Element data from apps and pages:
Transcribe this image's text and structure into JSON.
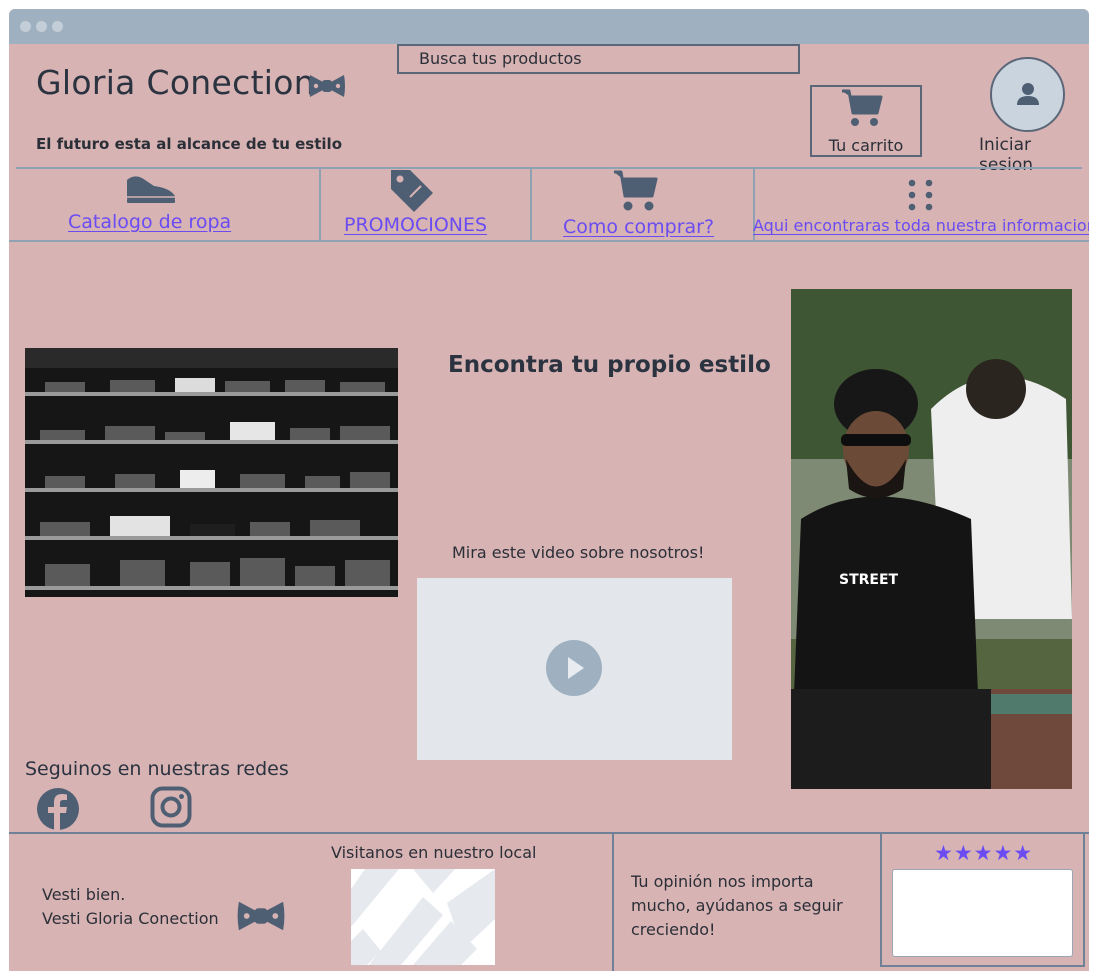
{
  "search": {
    "placeholder": "Busca tus productos"
  },
  "brand": {
    "name": "Gloria Conection",
    "tagline": "El futuro esta al alcance de tu estilo"
  },
  "header": {
    "cart_label": "Tu carrito",
    "login_label": "Iniciar sesion"
  },
  "nav": [
    {
      "label": "Catalogo de ropa",
      "icon": "shoe-icon"
    },
    {
      "label": "PROMOCIONES",
      "icon": "tag-icon"
    },
    {
      "label": "Como comprar?",
      "icon": "cart-icon"
    },
    {
      "label": "Aqui  encontraras toda nuestra informacion",
      "icon": "dots-grid-icon"
    }
  ],
  "main": {
    "headline": "Encontra tu propio estilo",
    "video_text": "Mira este video sobre nosotros!"
  },
  "social": {
    "title": "Seguinos en nuestras redes",
    "icons": [
      "facebook-icon",
      "instagram-icon"
    ]
  },
  "footer": {
    "visit_title": "Visitanos en nuestro local",
    "motto_line1": "Vesti bien.",
    "motto_line2": "Vesti Gloria Conection",
    "opinion": "Tu opinión nos importa mucho, ayúdanos a seguir creciendo!",
    "stars": "★★★★★",
    "rating": 5
  },
  "colors": {
    "background": "#d7b3b3",
    "accent": "#6a4cf2",
    "icon": "#4f5f73",
    "titlebar": "#9fb1c0"
  }
}
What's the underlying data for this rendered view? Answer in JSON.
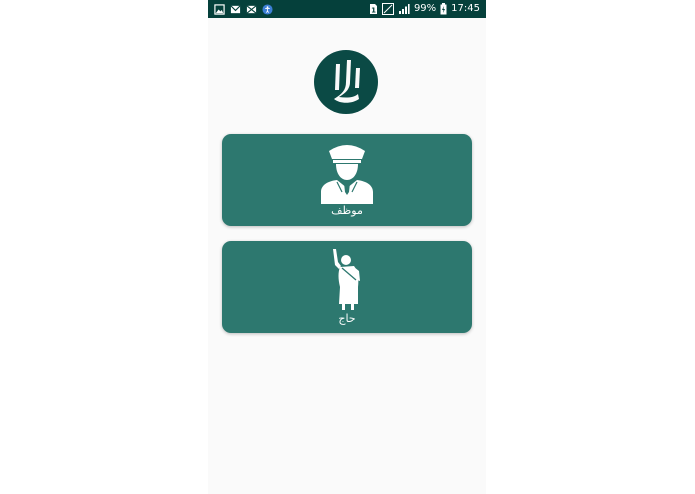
{
  "status_bar": {
    "battery_percent": "99%",
    "time": "17:45",
    "sim_slot": "1",
    "left_icons": [
      "gallery-icon",
      "mail-icon",
      "message-icon",
      "accessibility-icon"
    ]
  },
  "menu": {
    "employee_label": "موظف",
    "pilgrim_label": "حاج"
  },
  "colors": {
    "status_bar": "#05403b",
    "card": "#2d786f",
    "logo": "#0b4a45",
    "background": "#fafafa"
  }
}
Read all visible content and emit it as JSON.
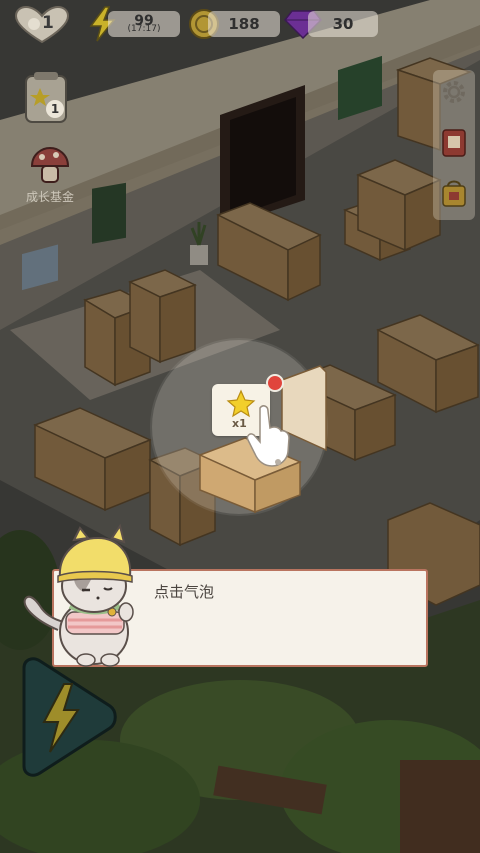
{
  "hud": {
    "level": "1",
    "energy": "99",
    "energy_timer": "(17:17)",
    "coins": "188",
    "gems": "30"
  },
  "left_menu": {
    "badge_count": "1",
    "fund_label": "成长基金"
  },
  "bubble": {
    "multiplier": "x1"
  },
  "dialog": {
    "text": "点击气泡"
  },
  "colors": {
    "energy": "#f2cf2b",
    "coin": "#e2b93a",
    "gem": "#8a3fc4",
    "dialog_border": "#b9745f",
    "notification": "#e0453c"
  }
}
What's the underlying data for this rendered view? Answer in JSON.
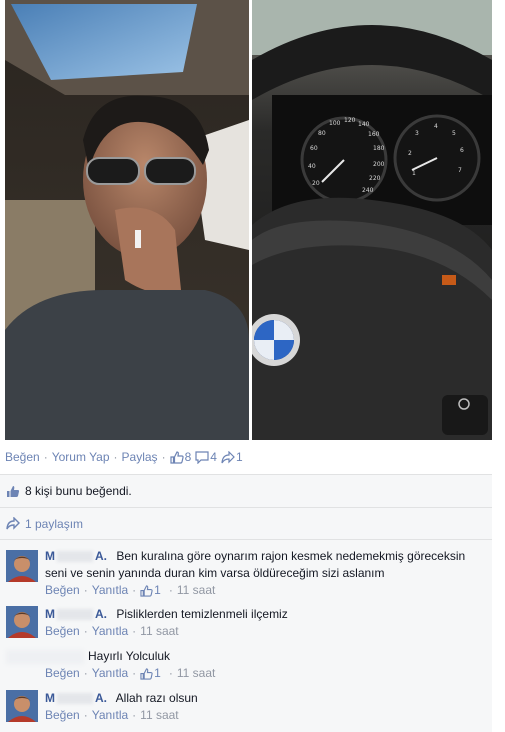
{
  "photos": {
    "left": {
      "description_icon": "selfie-photo"
    },
    "right": {
      "description_icon": "steering-wheel-photo",
      "speedo_ticks": [
        "20",
        "40",
        "60",
        "80",
        "100",
        "120",
        "140",
        "160",
        "180",
        "200",
        "220",
        "240"
      ],
      "tacho_ticks": [
        "1",
        "2",
        "3",
        "4",
        "5",
        "6",
        "7"
      ],
      "badge": "BMW"
    }
  },
  "actions": {
    "like_label": "Beğen",
    "comment_label": "Yorum Yap",
    "share_label": "Paylaş",
    "like_count": "8",
    "comment_count": "4",
    "share_count": "1"
  },
  "likes_summary": {
    "text": "8 kişi bunu beğendi."
  },
  "shares_summary": {
    "text": "1 paylaşım"
  },
  "colors": {
    "link": "#6d84b4",
    "author": "#3b5998",
    "panel": "#f6f7f8",
    "border": "#e1e2e3"
  },
  "comments": [
    {
      "author_start": "M",
      "author_end": "A.",
      "text": "Ben kuralına göre oynarım rajon kesmek nedemekmiş göreceksin seni ve senin yanında duran kim varsa öldüreceğim sizi aslanım",
      "like_label": "Beğen",
      "reply_label": "Yanıtla",
      "likes": "1",
      "time": "11 saat"
    },
    {
      "author_start": "M",
      "author_end": "A.",
      "text": "Pisliklerden temizlenmeli ilçemiz",
      "like_label": "Beğen",
      "reply_label": "Yanıtla",
      "time": "11 saat"
    },
    {
      "text": "Hayırlı Yolculuk",
      "like_label": "Beğen",
      "reply_label": "Yanıtla",
      "likes": "1",
      "time": "11 saat"
    },
    {
      "author_start": "M",
      "author_end": "A.",
      "text": "Allah razı olsun",
      "like_label": "Beğen",
      "reply_label": "Yanıtla",
      "time": "11 saat"
    }
  ]
}
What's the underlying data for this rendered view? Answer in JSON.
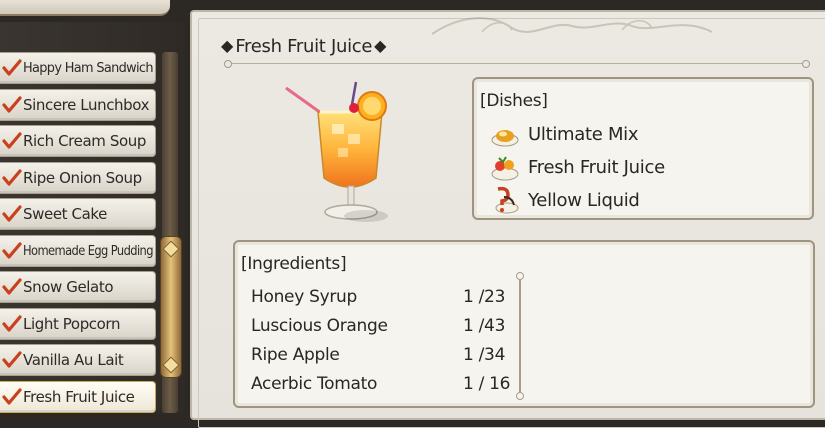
{
  "recipe_list": {
    "items": [
      {
        "label": "Happy Ham Sandwich",
        "checked": true,
        "narrow": true
      },
      {
        "label": "Sincere Lunchbox",
        "checked": true
      },
      {
        "label": "Rich Cream Soup",
        "checked": true
      },
      {
        "label": "Ripe Onion Soup",
        "checked": true
      },
      {
        "label": "Sweet Cake",
        "checked": true
      },
      {
        "label": "Homemade Egg Pudding",
        "checked": true,
        "narrow": true
      },
      {
        "label": "Snow Gelato",
        "checked": true
      },
      {
        "label": "Light Popcorn",
        "checked": true
      },
      {
        "label": "Vanilla Au Lait",
        "checked": true
      },
      {
        "label": "Fresh Fruit Juice",
        "checked": true,
        "selected": true
      }
    ]
  },
  "detail": {
    "title": "Fresh Fruit Juice",
    "title_prefix": "◆",
    "title_suffix": "◆",
    "dishes_heading": "[Dishes]",
    "dishes": [
      {
        "label": "Ultimate Mix",
        "icon": "golden-dish-icon"
      },
      {
        "label": "Fresh Fruit Juice",
        "icon": "fruit-plate-icon"
      },
      {
        "label": "Yellow Liquid",
        "icon": "failed-dish-icon"
      }
    ],
    "ingredients_heading": "[Ingredients]",
    "ingredients": [
      {
        "name": "Honey Syrup",
        "count": "1 /23"
      },
      {
        "name": "Luscious Orange",
        "count": "1 /43"
      },
      {
        "name": "Ripe Apple",
        "count": "1 /34"
      },
      {
        "name": "Acerbic Tomato",
        "count": "1 / 16"
      }
    ]
  },
  "colors": {
    "check": "#c8401e",
    "text": "#2a2622",
    "parchment": "#ece9e3",
    "accent_gold": "#e6c27a"
  }
}
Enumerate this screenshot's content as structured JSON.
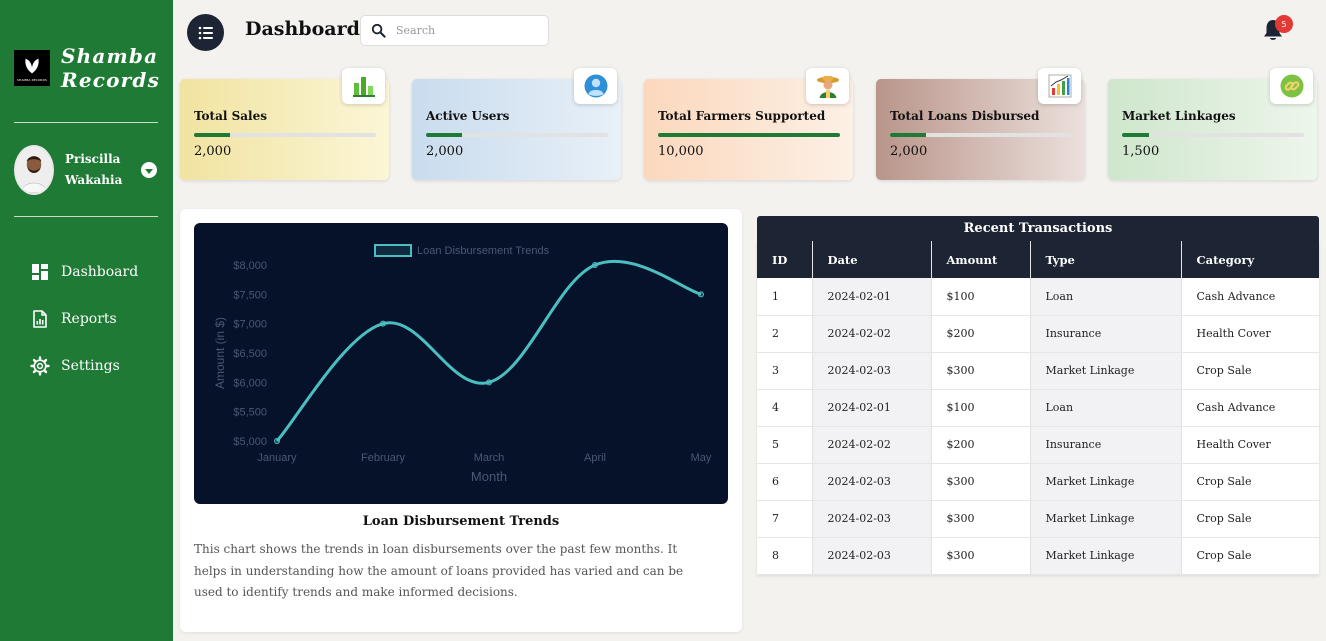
{
  "brand": {
    "line1": "Shamba",
    "line2": "Records",
    "logo_text": "SHAMBA RECORDS"
  },
  "user": {
    "first_name": "Priscilla",
    "last_name": "Wakahia"
  },
  "nav": [
    {
      "label": "Dashboard",
      "icon": "dashboard-icon"
    },
    {
      "label": "Reports",
      "icon": "report-icon"
    },
    {
      "label": "Settings",
      "icon": "gear-icon"
    }
  ],
  "header": {
    "title": "Dashboard",
    "search_placeholder": "Search",
    "notifications": "5"
  },
  "cards": [
    {
      "title": "Total Sales",
      "value": "2,000",
      "progress": 0.2,
      "icon": "bar-chart-icon",
      "gradient": [
        "#f1e3a1",
        "#fbf6d6"
      ]
    },
    {
      "title": "Active Users",
      "value": "2,000",
      "progress": 0.2,
      "icon": "user-icon",
      "gradient": [
        "#c9dcee",
        "#e8f0f8"
      ]
    },
    {
      "title": "Total Farmers Supported",
      "value": "10,000",
      "progress": 1.0,
      "icon": "farmer-icon",
      "gradient": [
        "#fbd8bd",
        "#fdf0e5"
      ]
    },
    {
      "title": "Total Loans Disbursed",
      "value": "2,000",
      "progress": 0.2,
      "icon": "growth-chart-icon",
      "gradient": [
        "#b9958a",
        "#ece0dc"
      ]
    },
    {
      "title": "Market Linkages",
      "value": "1,500",
      "progress": 0.15,
      "icon": "link-icon",
      "gradient": [
        "#cfe6cc",
        "#edf6eb"
      ]
    }
  ],
  "chart": {
    "caption": "Loan Disbursement Trends",
    "description": "This chart shows the trends in loan disbursements over the past few months. It helps in understanding how the amount of loans provided has varied and can be used to identify trends and make informed decisions."
  },
  "chart_data": {
    "type": "line",
    "title": "",
    "legend": "Loan Disbursement Trends",
    "legend_position": "top",
    "x": [
      "January",
      "February",
      "March",
      "April",
      "May"
    ],
    "series": [
      {
        "name": "Loan Disbursement Trends",
        "values": [
          5000,
          7000,
          6000,
          8000,
          7500
        ]
      }
    ],
    "xlabel": "Month",
    "ylabel": "Amount (in $)",
    "ylim": [
      5000,
      8000
    ],
    "yticks": [
      "$5,000",
      "$5,500",
      "$6,000",
      "$6,500",
      "$7,000",
      "$7,500",
      "$8,000"
    ],
    "yticks_values": [
      5000,
      5500,
      6000,
      6500,
      7000,
      7500,
      8000
    ],
    "grid": false,
    "line_color": "#4bbfc0",
    "background": "#06112a"
  },
  "transactions": {
    "title": "Recent Transactions",
    "columns": [
      "ID",
      "Date",
      "Amount",
      "Type",
      "Category"
    ],
    "rows": [
      [
        "1",
        "2024-02-01",
        "$100",
        "Loan",
        "Cash Advance"
      ],
      [
        "2",
        "2024-02-02",
        "$200",
        "Insurance",
        "Health Cover"
      ],
      [
        "3",
        "2024-02-03",
        "$300",
        "Market Linkage",
        "Crop Sale"
      ],
      [
        "4",
        "2024-02-01",
        "$100",
        "Loan",
        "Cash Advance"
      ],
      [
        "5",
        "2024-02-02",
        "$200",
        "Insurance",
        "Health Cover"
      ],
      [
        "6",
        "2024-02-03",
        "$300",
        "Market Linkage",
        "Crop Sale"
      ],
      [
        "7",
        "2024-02-03",
        "$300",
        "Market Linkage",
        "Crop Sale"
      ],
      [
        "8",
        "2024-02-03",
        "$300",
        "Market Linkage",
        "Crop Sale"
      ]
    ]
  }
}
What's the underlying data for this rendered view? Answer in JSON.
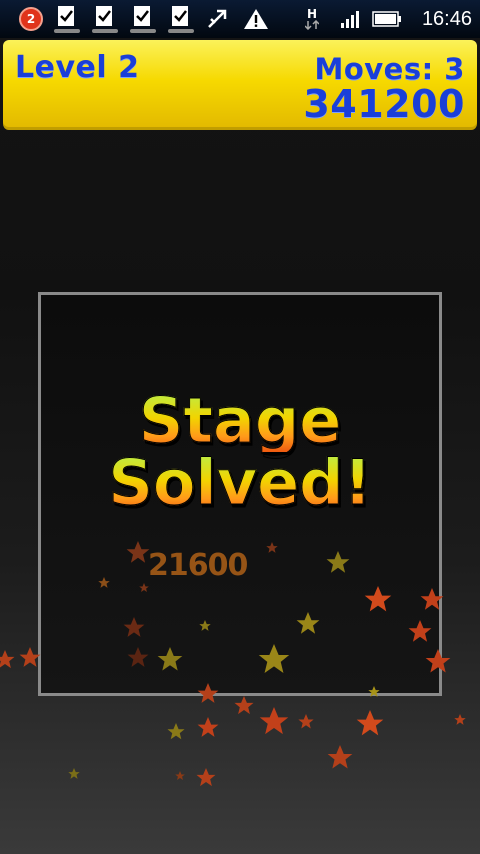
{
  "status_bar": {
    "notification_count": "2",
    "time": "16:46",
    "network_label": "H",
    "icons": [
      "notification-badge-icon",
      "task-check-icon",
      "task-check-icon",
      "task-check-icon",
      "task-check-icon",
      "usb-icon",
      "warning-icon",
      "network-h-icon",
      "signal-icon",
      "battery-icon"
    ]
  },
  "hud": {
    "level": "Level 2",
    "moves": "Moves: 3",
    "score": "341200"
  },
  "board": {
    "title_line1": "Stage",
    "title_line2": "Solved!",
    "points": "21600"
  },
  "colors": {
    "hud_yellow": "#f6d900",
    "hud_text_blue": "#1a3fd8",
    "board_border": "#8a8a8a",
    "star_orange": "#e0501c",
    "star_yellow": "#c9a81c"
  }
}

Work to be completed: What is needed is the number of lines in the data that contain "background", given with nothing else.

Response to the task: 3